Website and app data records:
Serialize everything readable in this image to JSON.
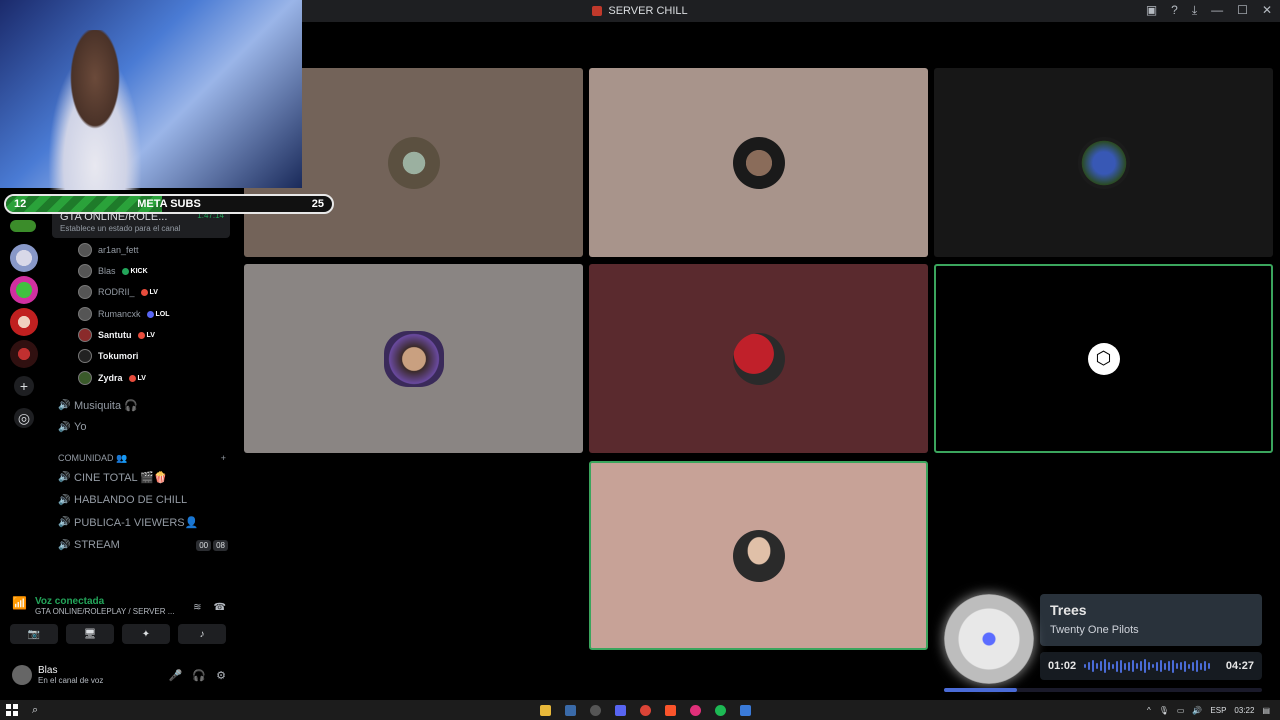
{
  "window": {
    "title": "SERVER CHILL"
  },
  "subgoal": {
    "current": "12",
    "label": "META SUBS",
    "goal": "25",
    "progress": 0.48
  },
  "channel_header": {
    "name": "GTA ONLINE/ROLE...",
    "time": "1:47:14",
    "status": "Establece un estado para el canal"
  },
  "members": [
    {
      "name": "ar1an_fett",
      "badge": "",
      "active": false
    },
    {
      "name": "Blas",
      "badge": "KICK",
      "active": false
    },
    {
      "name": "RODRII_",
      "badge": "LV",
      "active": false
    },
    {
      "name": "Rumancxk",
      "badge": "LOL",
      "active": false
    },
    {
      "name": "Santutu",
      "badge": "LV",
      "active": true
    },
    {
      "name": "Tokumori",
      "badge": "",
      "active": true
    },
    {
      "name": "Zydra",
      "badge": "LV",
      "active": true
    }
  ],
  "voice_channels_top": [
    {
      "name": "Musiquita 🎧"
    },
    {
      "name": "Yo"
    }
  ],
  "category": {
    "name": "COMUNIDAD 👥",
    "add": "+"
  },
  "voice_channels": [
    {
      "name": "CINE TOTAL 🎬🍿"
    },
    {
      "name": "HABLANDO DE CHILL"
    },
    {
      "name": "PUBLICA-1 VIEWERS👤"
    },
    {
      "name": "STREAM",
      "counts": [
        "00",
        "08"
      ]
    }
  ],
  "voice_panel": {
    "status": "Voz conectada",
    "channel": "GTA ONLINE/ROLEPLAY / SERVER ..."
  },
  "user": {
    "name": "Blas",
    "status": "En el canal de voz"
  },
  "music": {
    "song": "Trees",
    "artist": "Twenty One Pilots",
    "elapsed": "01:02",
    "total": "04:27",
    "progress": 0.23
  },
  "taskbar": {
    "lang": "ESP",
    "clock": "03:22"
  },
  "colors": {
    "speaking": "#3ba55d",
    "accent": "#5865f2",
    "bg": "#000000"
  }
}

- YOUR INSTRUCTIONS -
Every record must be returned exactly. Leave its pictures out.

- ANSWER TO THE EXERCISE -
Serialize everything readable in this image to JSON.
{
  "window": {
    "title": "SERVER CHILL"
  },
  "subgoal": {
    "current": "12",
    "label": "META SUBS",
    "goal": "25",
    "progress": 0.48
  },
  "channel_header": {
    "name": "GTA ONLINE/ROLE...",
    "time": "1:47:14",
    "status": "Establece un estado para el canal"
  },
  "members": [
    {
      "name": "ar1an_fett",
      "badge": "",
      "active": false
    },
    {
      "name": "Blas",
      "badge": "KICK",
      "active": false
    },
    {
      "name": "RODRII_",
      "badge": "LV",
      "active": false
    },
    {
      "name": "Rumancxk",
      "badge": "LOL",
      "active": false
    },
    {
      "name": "Santutu",
      "badge": "LV",
      "active": true
    },
    {
      "name": "Tokumori",
      "badge": "",
      "active": true
    },
    {
      "name": "Zydra",
      "badge": "LV",
      "active": true
    }
  ],
  "voice_channels_top": [
    {
      "name": "Musiquita 🎧"
    },
    {
      "name": "Yo"
    }
  ],
  "category": {
    "name": "COMUNIDAD 👥",
    "add": "+"
  },
  "voice_channels": [
    {
      "name": "CINE TOTAL 🎬🍿"
    },
    {
      "name": "HABLANDO DE CHILL"
    },
    {
      "name": "PUBLICA-1 VIEWERS👤"
    },
    {
      "name": "STREAM",
      "counts": [
        "00",
        "08"
      ]
    }
  ],
  "voice_panel": {
    "status": "Voz conectada",
    "channel": "GTA ONLINE/ROLEPLAY / SERVER ..."
  },
  "user": {
    "name": "Blas",
    "status": "En el canal de voz"
  },
  "music": {
    "song": "Trees",
    "artist": "Twenty One Pilots",
    "elapsed": "01:02",
    "total": "04:27",
    "progress": 0.23
  },
  "taskbar": {
    "lang": "ESP",
    "clock": "03:22"
  },
  "colors": {
    "speaking": "#3ba55d",
    "accent": "#5865f2",
    "bg": "#000000"
  }
}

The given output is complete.